The Larger Greenhouse Responsibility

Over the years in SF, various writers have postulated assorted “doomsday” environmental scenarios, where the entire planet gets too hot, or water turns to the equivalent of clear jello, or the northern hemisphere becomes encased in solid ice in an improbably short period of time. Yet, in a way, these are “simple” catastrophes, and I say simple because they are of such magnitude that we poor humans can do nothing.

What about catastrophes with which we could deal… and won’t?

For example, it appeared for a time as though there were two schools of thought on greenhouse gas effects, those who believed in global warming and that it was caused or greatly exacerbated by human activity and those who denied any such warming was taking place. Recently, it appears as though the majority of what one might call “informed” opinion, i.e., those with data and some understanding of it, has changed into those who believe in global warming as created by human activities and those who believe in global warming as caused by “natural” effects.

Too many of those in the second group, at least from what I can see, don’t seem to understand that the situation is no less critical for being “natural” [if indeed it is]. But such warming, whether anthropogenic or “natural,” will still lead to ocean levels far higher than they are now. Picture a United States with much of Florida underwater, New Orleans submerged, parts of Houston, New York, San Diego, and other coastal cities under water.

Current estimates for the damage caused by Hurricane Katrina run at over $100 billion, and the majority of that centered on the city of New Orleans and the surrounding area. Something like a 30 foot rise in sea-levels would create a loss of property and equipment thousands of times that amount. How about a $10 TRILLION loss?

And that well might be conservative.

There’s been a great controversy raised by the current administration about the need to reform Social Security because of the possible cost burden required to maintain current benefit levels. Yet rising sea levels pose an even greater threat to the next generation than mere financial burdens — but the financial losses involved would be huge, as noted above. Curiously, I’ve seen no real attempts at a hard dollar assessment just of the losses of productive lands, cities, and like that would be caused by rising sea levels. While one might justify building dikes around New York City, it’s clearly neither possible nor practical to build dikes along the entire U.S. coast.

And what of the political firestorm that would be created by “writing off” real estate and investment in low-lying areas? Yet, if global warming is “natural,” it could well fall under the “acts of God” clause in most insurance and indemnity policies… and that’s certainly where casualty insurers would want it.

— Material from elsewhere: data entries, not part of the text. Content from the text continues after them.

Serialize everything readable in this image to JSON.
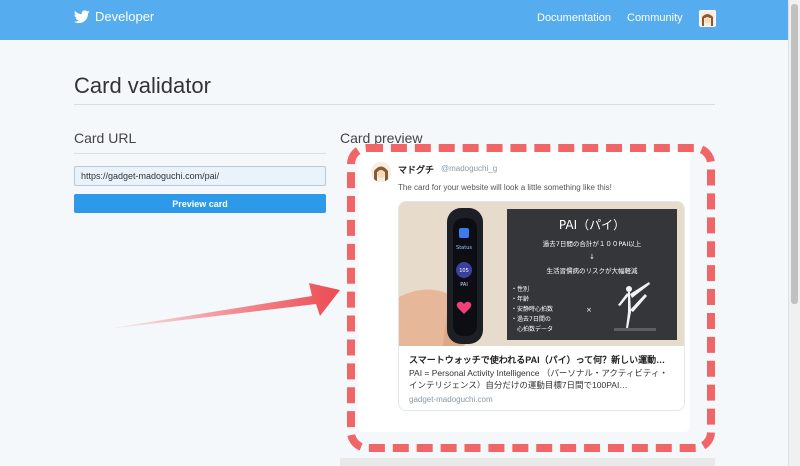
{
  "header": {
    "brand": "Developer",
    "brand_icon": "bird-icon",
    "nav": {
      "documentation": "Documentation",
      "community": "Community"
    }
  },
  "page": {
    "title": "Card validator"
  },
  "card_url": {
    "heading": "Card URL",
    "value": "https://gadget-madoguchi.com/pai/",
    "button": "Preview card"
  },
  "card_preview": {
    "heading": "Card preview",
    "tweet": {
      "name": "マドグチ",
      "handle": "@madoguchi_g",
      "text": "The card for your website will look a little something like this!"
    },
    "card": {
      "title": "スマートウォッチで使われるPAI（パイ）って何？新しい運動…",
      "description": "PAI = Personal Activity Intelligence （パーソナル・アクティビティ・インテリジェンス）自分だけの運動目標7日間で100PAI…",
      "domain": "gadget-madoguchi.com",
      "image": {
        "panel_title": "PAI（パイ）",
        "line1": "過去7日間の合計が１００PAI以上",
        "arrow": "↓",
        "line2": "生活習慣病のリスクが大幅軽減",
        "bullets": [
          "・性別",
          "・年齢",
          "・安静時心拍数",
          "・過去7日間の",
          "　心拍数データ"
        ],
        "cross": "×",
        "band_status": "Status",
        "band_pai": "PAI",
        "band_number": "105"
      }
    }
  },
  "colors": {
    "header_bg": "#55acee",
    "button_bg": "#2c9ae8",
    "highlight": "#f06565",
    "arrow": "#ee4a52"
  }
}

With such a massive loss possible, it’s no wonder that no one really wants to address it… and that politicians and policy-makers chose either to ignore the possibilities or to wait until “better data” are available. In the meantime, more and more homes, buildings, and other societal assets are being created in areas ever more vulnerable to losses through rising waters, storms, and violent weather.

But, of course, if all that warming is just a “natural” effect, we really don’t have to worry, do we? And our children and grandchildren will be just fine, won’t they?

And besides, it’s not really a world-destroying environmental danger of the kind we writers postulate, is it? Just a minor rise in temperature and sea-levels, that’s all.